- EXERCISE
Please copy every line of the records below that holds the word "this".

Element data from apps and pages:
◇ ◇ ◇ ◇

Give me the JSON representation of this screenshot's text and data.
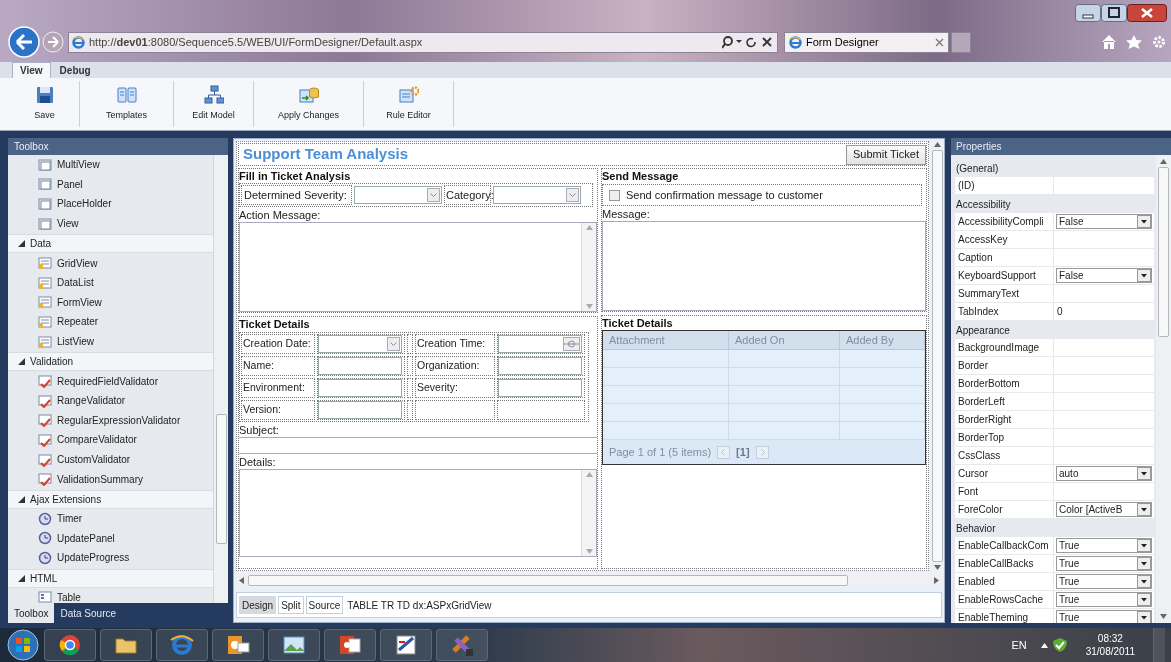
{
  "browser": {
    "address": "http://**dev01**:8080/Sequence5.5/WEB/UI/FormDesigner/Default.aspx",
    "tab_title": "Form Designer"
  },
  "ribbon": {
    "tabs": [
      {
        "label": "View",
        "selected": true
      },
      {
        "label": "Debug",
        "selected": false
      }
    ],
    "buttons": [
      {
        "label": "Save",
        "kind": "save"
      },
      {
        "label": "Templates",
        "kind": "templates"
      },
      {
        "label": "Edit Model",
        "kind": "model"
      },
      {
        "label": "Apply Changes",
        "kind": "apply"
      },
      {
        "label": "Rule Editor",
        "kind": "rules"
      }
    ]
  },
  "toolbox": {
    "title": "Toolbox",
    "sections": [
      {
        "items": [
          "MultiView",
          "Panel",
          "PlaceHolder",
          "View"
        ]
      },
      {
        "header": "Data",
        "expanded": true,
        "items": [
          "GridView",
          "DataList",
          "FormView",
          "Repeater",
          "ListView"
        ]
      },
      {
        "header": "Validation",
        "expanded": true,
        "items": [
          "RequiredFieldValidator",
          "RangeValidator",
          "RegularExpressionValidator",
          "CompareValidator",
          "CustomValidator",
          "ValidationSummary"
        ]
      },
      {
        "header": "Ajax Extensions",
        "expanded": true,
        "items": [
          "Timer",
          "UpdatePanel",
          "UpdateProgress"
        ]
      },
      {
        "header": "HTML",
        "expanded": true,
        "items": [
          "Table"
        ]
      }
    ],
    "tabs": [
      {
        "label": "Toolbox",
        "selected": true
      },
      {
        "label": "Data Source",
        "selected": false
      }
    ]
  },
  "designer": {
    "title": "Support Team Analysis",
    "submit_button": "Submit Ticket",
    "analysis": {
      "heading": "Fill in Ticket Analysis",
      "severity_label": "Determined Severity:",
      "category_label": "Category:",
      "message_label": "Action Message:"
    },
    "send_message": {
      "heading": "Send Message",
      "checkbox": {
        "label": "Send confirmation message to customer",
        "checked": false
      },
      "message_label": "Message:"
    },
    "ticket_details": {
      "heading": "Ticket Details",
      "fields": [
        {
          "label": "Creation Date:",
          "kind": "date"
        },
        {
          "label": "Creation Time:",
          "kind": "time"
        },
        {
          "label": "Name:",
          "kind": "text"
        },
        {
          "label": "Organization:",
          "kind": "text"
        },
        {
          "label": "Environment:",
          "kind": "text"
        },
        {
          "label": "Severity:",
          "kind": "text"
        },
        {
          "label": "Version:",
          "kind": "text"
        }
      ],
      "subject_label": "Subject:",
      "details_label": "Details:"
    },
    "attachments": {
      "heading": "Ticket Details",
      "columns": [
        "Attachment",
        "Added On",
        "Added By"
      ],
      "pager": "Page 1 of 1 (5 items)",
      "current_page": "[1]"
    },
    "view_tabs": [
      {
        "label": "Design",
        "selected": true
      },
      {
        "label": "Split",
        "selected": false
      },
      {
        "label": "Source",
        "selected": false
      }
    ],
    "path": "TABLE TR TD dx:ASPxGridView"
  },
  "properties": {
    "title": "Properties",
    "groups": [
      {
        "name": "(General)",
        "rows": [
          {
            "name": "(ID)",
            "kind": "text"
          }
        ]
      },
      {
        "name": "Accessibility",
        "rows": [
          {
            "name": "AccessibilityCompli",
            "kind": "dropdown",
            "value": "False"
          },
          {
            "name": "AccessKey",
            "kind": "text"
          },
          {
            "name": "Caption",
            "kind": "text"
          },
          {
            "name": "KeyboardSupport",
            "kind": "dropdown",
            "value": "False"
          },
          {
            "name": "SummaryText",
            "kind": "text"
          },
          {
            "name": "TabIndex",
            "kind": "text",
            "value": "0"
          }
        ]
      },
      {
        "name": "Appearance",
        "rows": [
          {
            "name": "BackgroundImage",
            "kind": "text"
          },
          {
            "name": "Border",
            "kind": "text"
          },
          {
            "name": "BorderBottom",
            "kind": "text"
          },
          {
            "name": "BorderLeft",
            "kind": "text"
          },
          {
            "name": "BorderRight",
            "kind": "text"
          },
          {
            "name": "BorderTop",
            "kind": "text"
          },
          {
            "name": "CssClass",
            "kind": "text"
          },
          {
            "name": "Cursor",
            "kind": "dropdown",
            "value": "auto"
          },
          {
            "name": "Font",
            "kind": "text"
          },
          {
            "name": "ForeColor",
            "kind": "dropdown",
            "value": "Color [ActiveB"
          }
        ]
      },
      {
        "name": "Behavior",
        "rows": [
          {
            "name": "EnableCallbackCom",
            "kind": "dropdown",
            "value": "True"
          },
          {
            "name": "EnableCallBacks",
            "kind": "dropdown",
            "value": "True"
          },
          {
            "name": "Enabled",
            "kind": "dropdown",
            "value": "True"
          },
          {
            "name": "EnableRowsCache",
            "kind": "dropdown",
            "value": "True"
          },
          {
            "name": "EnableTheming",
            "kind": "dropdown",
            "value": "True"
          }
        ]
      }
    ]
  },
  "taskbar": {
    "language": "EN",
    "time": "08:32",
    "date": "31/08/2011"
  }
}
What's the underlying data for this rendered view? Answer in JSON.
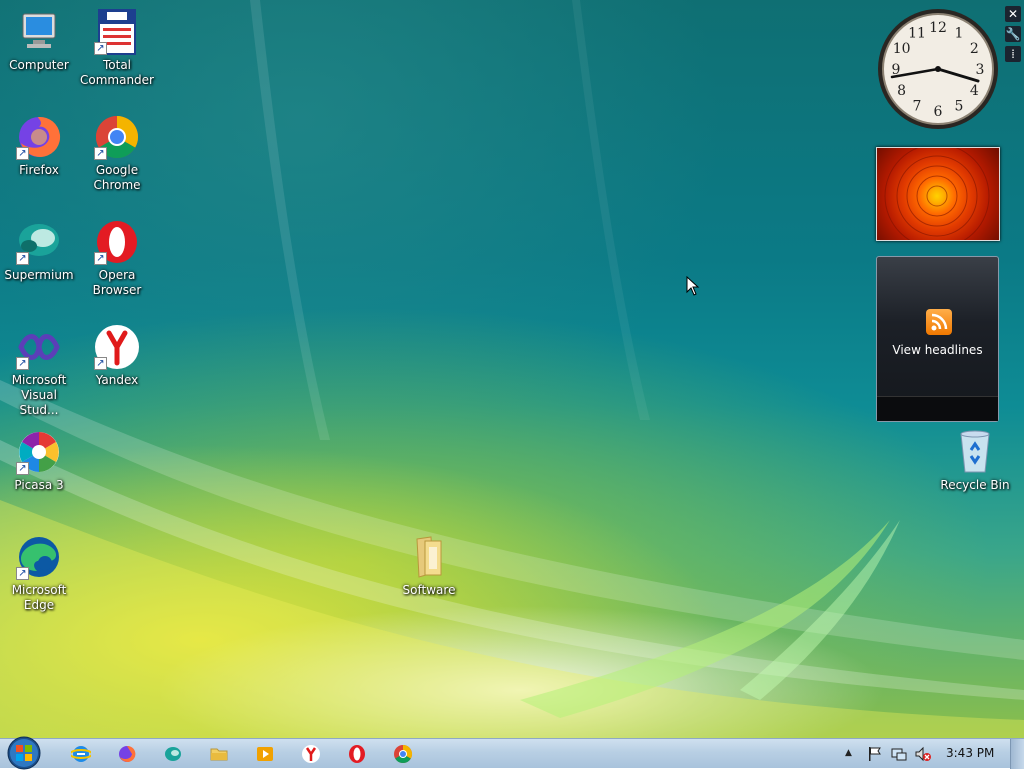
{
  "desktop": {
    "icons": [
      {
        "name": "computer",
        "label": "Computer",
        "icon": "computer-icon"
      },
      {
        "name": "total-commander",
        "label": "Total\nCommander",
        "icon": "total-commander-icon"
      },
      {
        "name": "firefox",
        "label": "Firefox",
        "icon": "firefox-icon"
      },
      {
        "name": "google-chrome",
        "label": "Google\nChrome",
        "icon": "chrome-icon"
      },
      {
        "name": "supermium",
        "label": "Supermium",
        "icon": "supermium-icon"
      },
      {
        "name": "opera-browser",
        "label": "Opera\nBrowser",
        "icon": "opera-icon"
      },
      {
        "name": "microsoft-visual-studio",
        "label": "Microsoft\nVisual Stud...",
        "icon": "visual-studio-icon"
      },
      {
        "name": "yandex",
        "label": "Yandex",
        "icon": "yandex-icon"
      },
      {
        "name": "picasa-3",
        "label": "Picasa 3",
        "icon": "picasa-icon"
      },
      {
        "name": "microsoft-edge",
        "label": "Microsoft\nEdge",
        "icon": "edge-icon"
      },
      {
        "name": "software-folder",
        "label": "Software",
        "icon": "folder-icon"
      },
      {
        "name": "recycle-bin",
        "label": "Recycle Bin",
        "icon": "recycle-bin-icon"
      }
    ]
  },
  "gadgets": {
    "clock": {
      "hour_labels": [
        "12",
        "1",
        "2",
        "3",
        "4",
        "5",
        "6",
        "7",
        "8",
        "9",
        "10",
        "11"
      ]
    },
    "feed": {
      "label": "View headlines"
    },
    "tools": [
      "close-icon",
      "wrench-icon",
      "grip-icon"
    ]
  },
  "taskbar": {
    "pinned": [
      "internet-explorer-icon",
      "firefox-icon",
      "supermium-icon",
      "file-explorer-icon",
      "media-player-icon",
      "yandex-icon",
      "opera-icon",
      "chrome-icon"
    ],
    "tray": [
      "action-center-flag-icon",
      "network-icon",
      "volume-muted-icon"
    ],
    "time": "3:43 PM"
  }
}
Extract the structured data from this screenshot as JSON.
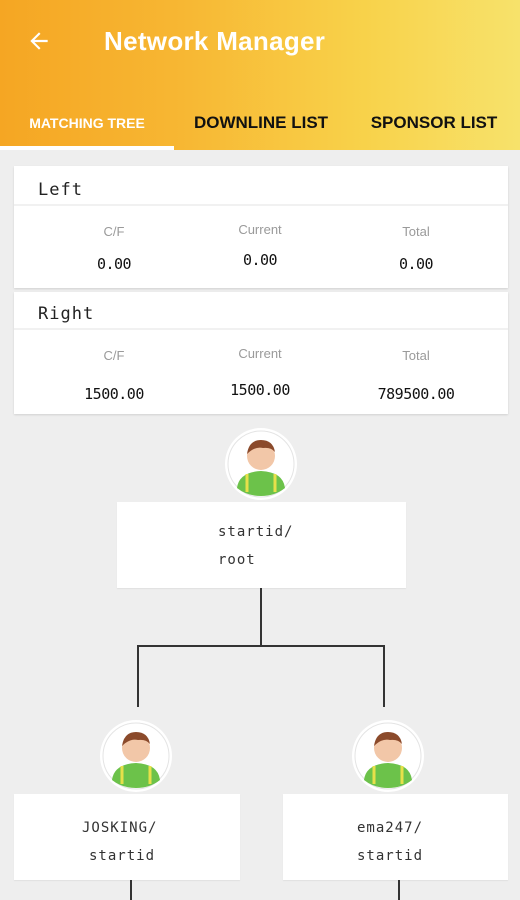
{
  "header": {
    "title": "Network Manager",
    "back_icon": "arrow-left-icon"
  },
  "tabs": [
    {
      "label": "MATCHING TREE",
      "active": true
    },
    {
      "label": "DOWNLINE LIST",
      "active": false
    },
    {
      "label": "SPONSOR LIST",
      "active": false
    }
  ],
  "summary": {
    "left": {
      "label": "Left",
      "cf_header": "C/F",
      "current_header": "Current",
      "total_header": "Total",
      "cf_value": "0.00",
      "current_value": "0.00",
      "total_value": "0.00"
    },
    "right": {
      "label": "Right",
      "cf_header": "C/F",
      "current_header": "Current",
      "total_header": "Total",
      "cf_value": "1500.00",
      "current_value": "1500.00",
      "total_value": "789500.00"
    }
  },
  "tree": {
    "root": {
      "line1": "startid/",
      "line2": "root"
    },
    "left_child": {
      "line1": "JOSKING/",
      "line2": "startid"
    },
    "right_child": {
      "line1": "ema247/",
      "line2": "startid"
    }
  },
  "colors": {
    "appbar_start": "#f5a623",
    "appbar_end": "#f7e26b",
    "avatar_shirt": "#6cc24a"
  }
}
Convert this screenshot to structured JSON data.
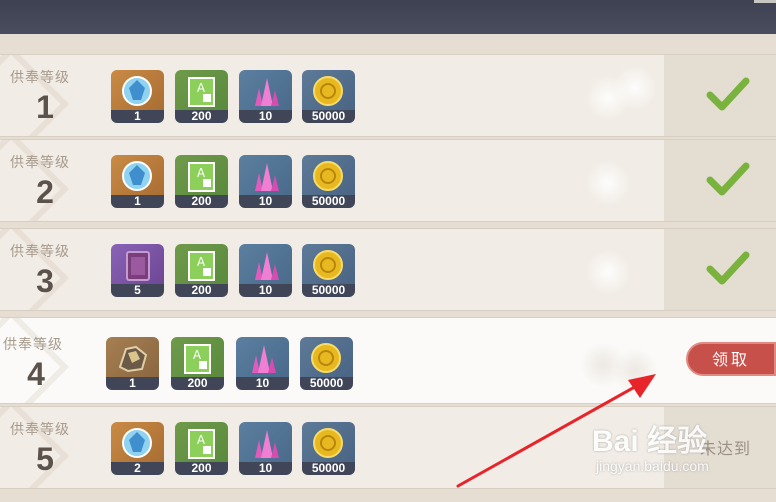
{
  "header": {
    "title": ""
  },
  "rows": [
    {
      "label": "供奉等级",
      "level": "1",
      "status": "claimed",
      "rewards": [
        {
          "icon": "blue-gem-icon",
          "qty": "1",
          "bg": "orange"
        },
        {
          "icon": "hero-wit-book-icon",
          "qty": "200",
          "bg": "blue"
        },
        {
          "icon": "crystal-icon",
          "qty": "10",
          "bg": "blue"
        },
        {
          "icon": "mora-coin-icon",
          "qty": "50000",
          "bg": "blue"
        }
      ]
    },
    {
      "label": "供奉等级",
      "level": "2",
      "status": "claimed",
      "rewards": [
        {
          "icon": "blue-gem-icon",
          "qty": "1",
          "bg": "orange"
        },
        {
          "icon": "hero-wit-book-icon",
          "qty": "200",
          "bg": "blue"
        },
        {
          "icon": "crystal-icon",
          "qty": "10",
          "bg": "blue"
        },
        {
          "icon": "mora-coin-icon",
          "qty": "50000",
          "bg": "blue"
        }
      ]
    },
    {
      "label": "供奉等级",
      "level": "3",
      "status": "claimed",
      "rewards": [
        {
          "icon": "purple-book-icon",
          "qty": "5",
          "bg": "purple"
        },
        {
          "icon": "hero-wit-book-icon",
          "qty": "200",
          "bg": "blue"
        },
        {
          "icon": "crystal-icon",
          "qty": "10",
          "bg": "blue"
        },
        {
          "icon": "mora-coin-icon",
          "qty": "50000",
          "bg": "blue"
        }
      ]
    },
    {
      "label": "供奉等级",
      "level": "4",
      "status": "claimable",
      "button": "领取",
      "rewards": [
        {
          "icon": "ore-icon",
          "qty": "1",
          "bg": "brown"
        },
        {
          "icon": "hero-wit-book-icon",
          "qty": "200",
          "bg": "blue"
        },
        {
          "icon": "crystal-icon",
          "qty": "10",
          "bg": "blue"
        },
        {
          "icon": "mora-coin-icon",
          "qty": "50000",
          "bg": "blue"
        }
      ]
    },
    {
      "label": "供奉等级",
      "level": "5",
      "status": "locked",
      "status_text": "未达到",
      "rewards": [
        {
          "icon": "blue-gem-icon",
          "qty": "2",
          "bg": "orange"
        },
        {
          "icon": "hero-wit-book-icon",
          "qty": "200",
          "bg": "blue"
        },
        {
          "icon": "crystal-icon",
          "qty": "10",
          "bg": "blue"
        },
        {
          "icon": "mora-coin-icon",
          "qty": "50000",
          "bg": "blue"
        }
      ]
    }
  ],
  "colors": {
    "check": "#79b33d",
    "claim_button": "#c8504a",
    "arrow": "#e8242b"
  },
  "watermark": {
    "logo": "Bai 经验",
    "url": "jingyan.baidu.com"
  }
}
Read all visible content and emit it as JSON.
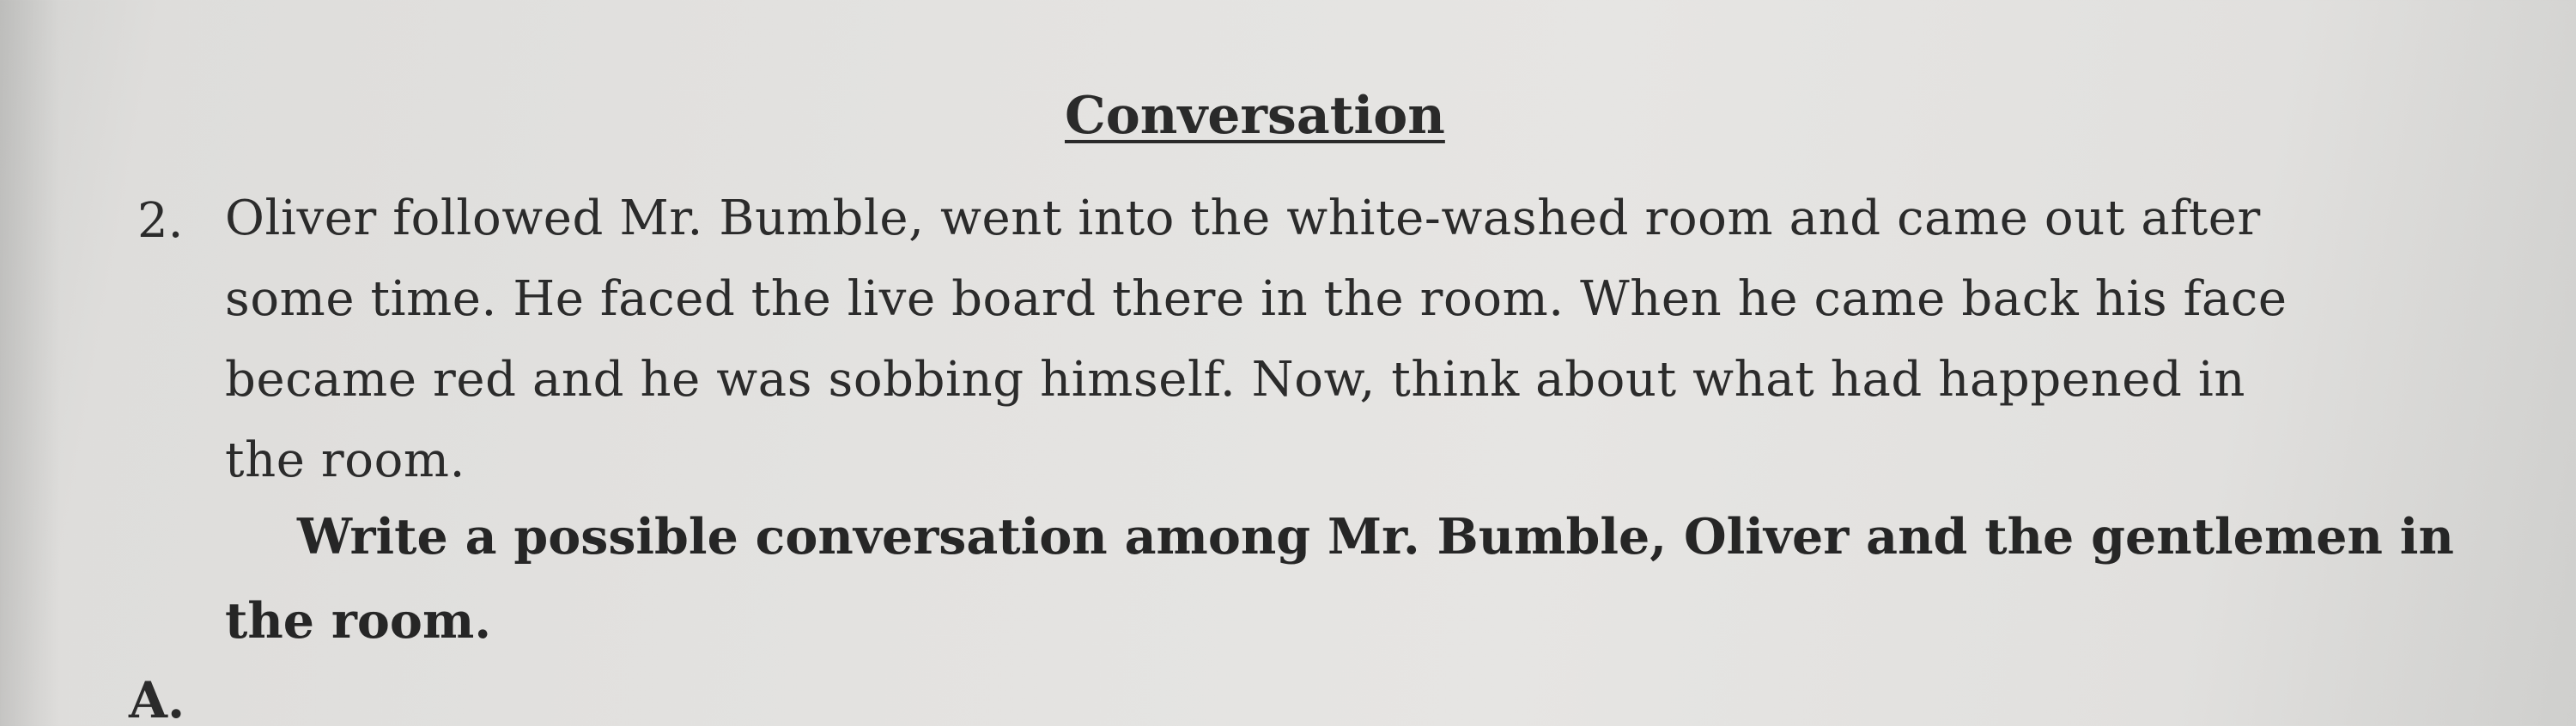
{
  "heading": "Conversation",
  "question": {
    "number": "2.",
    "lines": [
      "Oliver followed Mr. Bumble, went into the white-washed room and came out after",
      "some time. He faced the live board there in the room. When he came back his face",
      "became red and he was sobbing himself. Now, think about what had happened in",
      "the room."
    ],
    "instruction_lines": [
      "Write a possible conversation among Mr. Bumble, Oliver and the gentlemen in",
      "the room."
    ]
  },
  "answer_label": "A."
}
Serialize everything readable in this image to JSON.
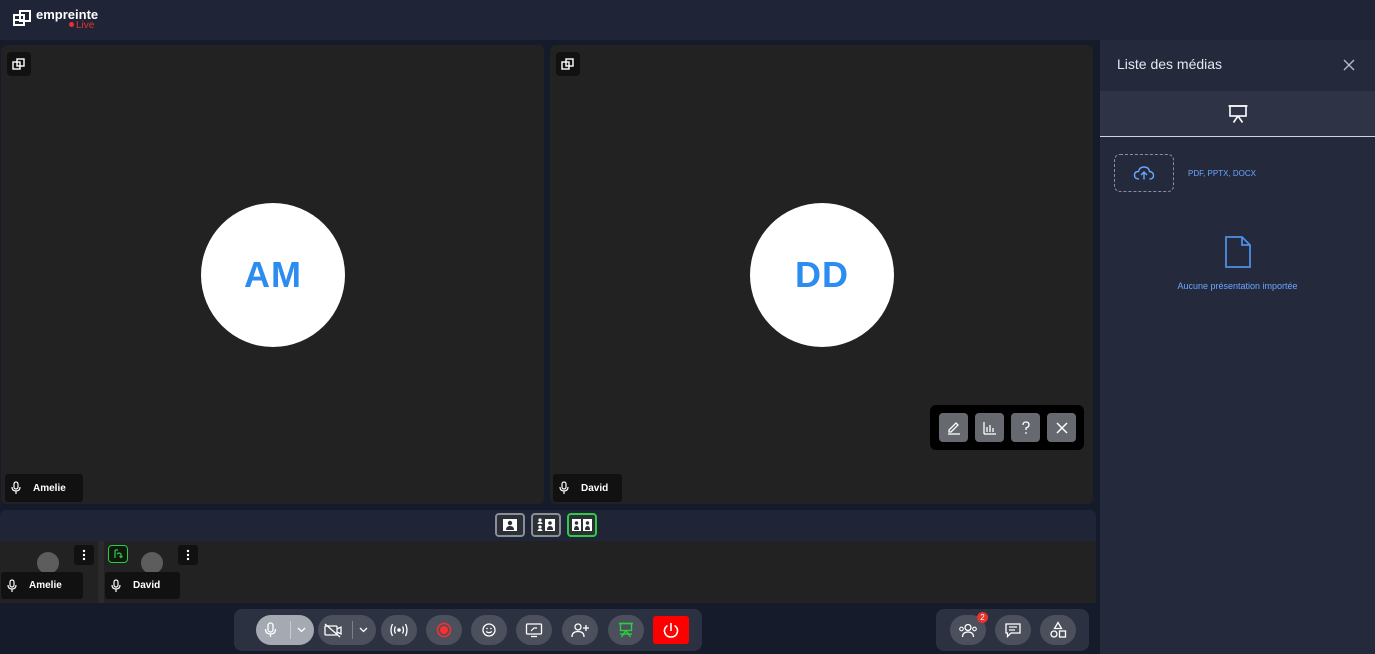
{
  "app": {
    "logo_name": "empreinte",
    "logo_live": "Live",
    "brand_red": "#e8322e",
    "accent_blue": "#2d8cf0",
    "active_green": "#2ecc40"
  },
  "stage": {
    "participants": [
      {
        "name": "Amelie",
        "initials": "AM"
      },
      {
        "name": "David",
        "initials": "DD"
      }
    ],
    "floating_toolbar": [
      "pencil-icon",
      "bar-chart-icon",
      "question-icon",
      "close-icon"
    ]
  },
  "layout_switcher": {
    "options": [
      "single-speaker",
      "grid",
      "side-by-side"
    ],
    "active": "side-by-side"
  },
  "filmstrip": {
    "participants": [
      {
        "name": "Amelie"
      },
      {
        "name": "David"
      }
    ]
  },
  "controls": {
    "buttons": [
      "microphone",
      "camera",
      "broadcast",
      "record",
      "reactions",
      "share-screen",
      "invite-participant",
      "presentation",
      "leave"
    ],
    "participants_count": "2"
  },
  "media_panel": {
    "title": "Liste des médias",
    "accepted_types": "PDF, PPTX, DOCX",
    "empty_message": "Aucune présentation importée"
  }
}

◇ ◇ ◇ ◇

- WRITTEN ANSWER
Give me the JSON representation of this screenshot's text and data.
What's the underlying data for this rendered view? Answer in JSON.
Extract the structured data from this screenshot as JSON.
Convert this screenshot to structured JSON data.
Serialize everything readable in this image to JSON.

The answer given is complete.